Top of Given records

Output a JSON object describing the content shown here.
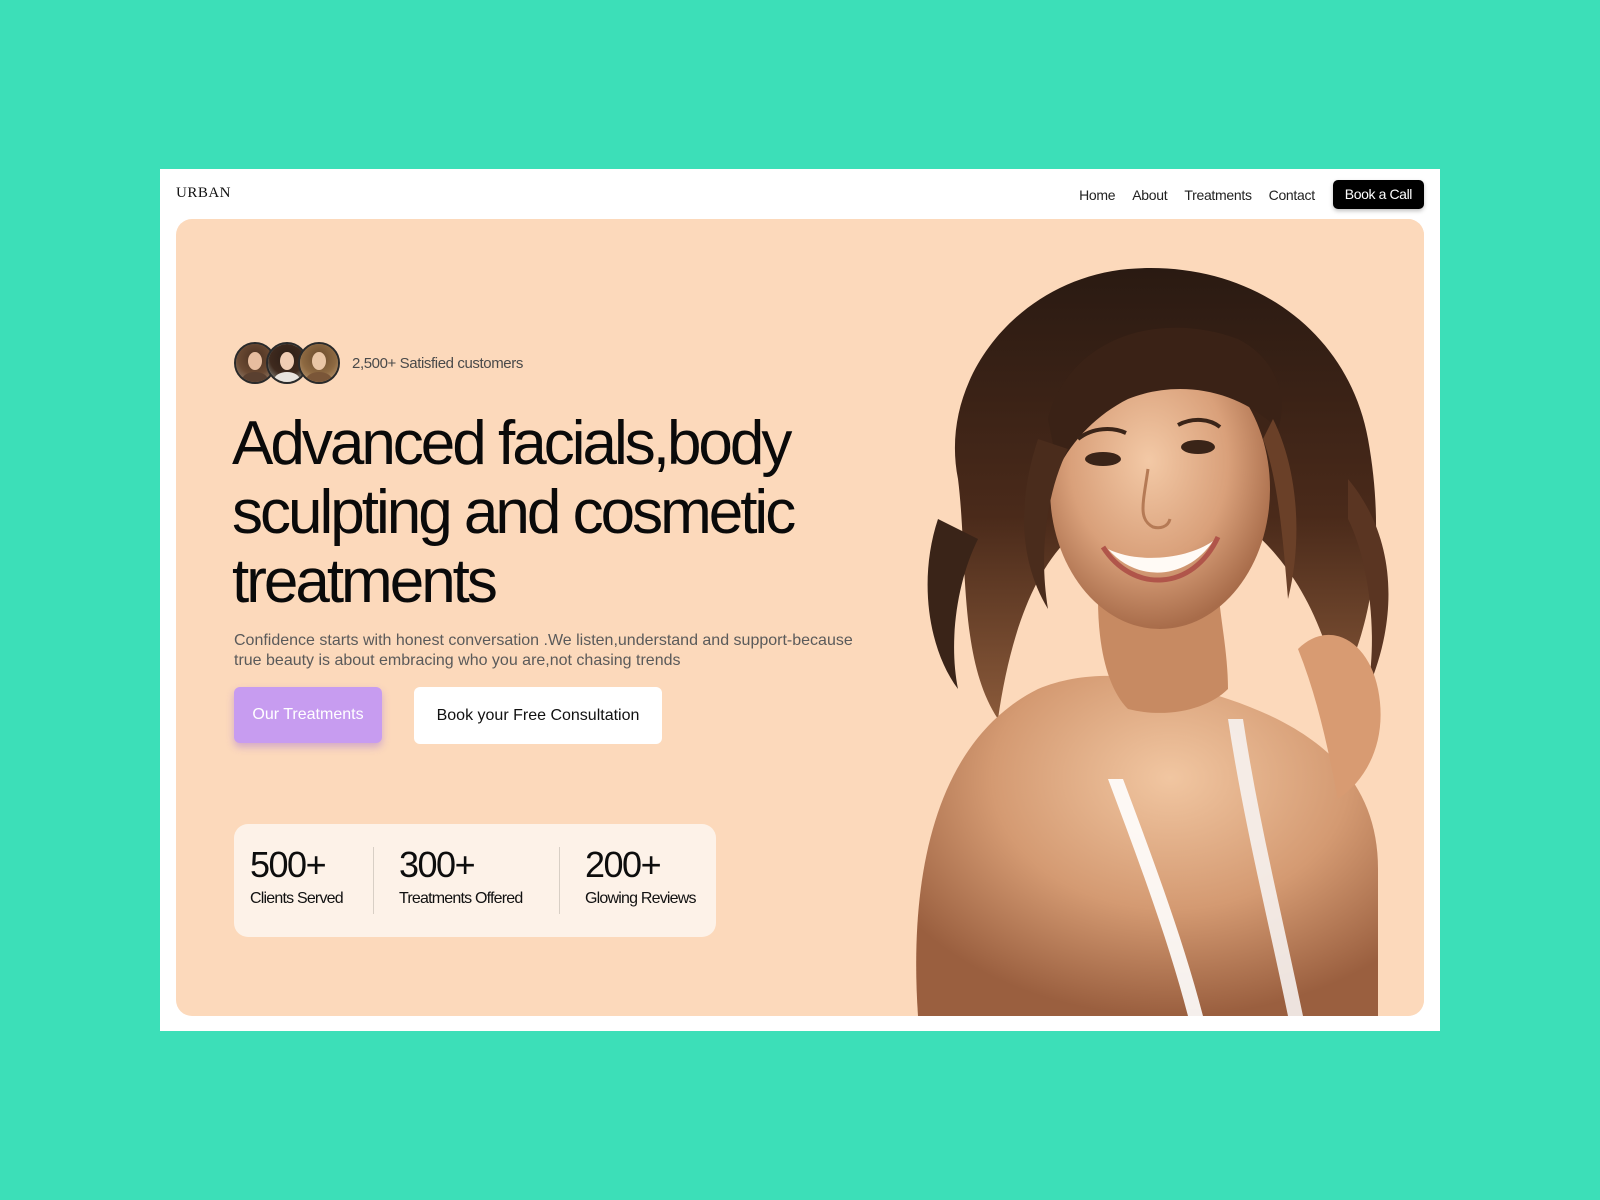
{
  "brand": {
    "logo": "URBAN"
  },
  "nav": {
    "items": [
      "Home",
      "About",
      "Treatments",
      "Contact"
    ],
    "cta_label": "Book a Call"
  },
  "hero": {
    "social_proof_text": "2,500+ Satisfied customers",
    "headline": "Advanced facials,body sculpting and cosmetic treatments",
    "subtext": "Confidence starts with honest conversation .We listen,understand and support-because true beauty is about embracing who you are,not chasing trends",
    "primary_button": "Our Treatments",
    "secondary_button": "Book your Free Consultation",
    "stats": [
      {
        "value": "500+",
        "label": "Clients Served"
      },
      {
        "value": "300+",
        "label": "Treatments Offered"
      },
      {
        "value": "200+",
        "label": "Glowing Reviews"
      }
    ]
  },
  "colors": {
    "page_background": "#3cdfb8",
    "hero_background": "#fcd9bb",
    "primary_button": "#c79cf0",
    "stats_card": "#fdf2e8",
    "cta_background": "#000000"
  }
}
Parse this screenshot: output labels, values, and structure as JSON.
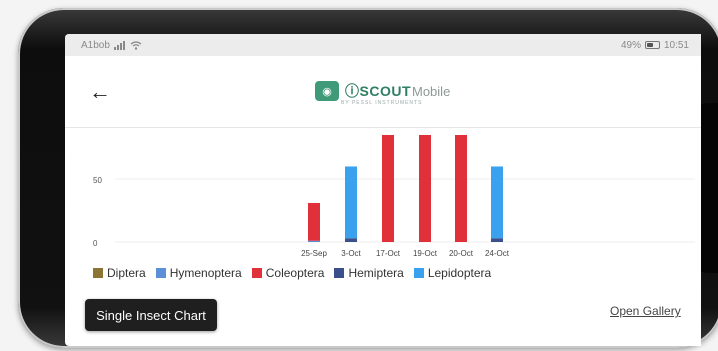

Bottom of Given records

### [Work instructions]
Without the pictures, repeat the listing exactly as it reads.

### [Written answer]
Output a JSON object describing the content shown here.
{
  "brand": {
    "logo": "URBAN"
  },
  "nav": {
    "items": [
      "Home",
      "About",
      "Treatments",
      "Contact"
    ],
    "cta_label": "Book a Call"
  },
  "hero": {
    "social_proof_text": "2,500+ Satisfied customers",
    "headline": "Advanced facials,body sculpting and cosmetic treatments",
    "subtext": "Confidence starts with honest conversation .We listen,understand and support-because true beauty is about embracing who you are,not chasing trends",
    "primary_button": "Our Treatments",
    "secondary_button": "Book your Free Consultation",
    "stats": [
      {
        "value": "500+",
        "label": "Clients Served"
      },
      {
        "value": "300+",
        "label": "Treatments Offered"
      },
      {
        "value": "200+",
        "label": "Glowing Reviews"
      }
    ]
  },
  "colors": {
    "page_background": "#3cdfb8",
    "hero_background": "#fcd9bb",
    "primary_button": "#c79cf0",
    "stats_card": "#fdf2e8",
    "cta_background": "#000000"
  }
}
Parse this screenshot: output labels, values, and structure as JSON.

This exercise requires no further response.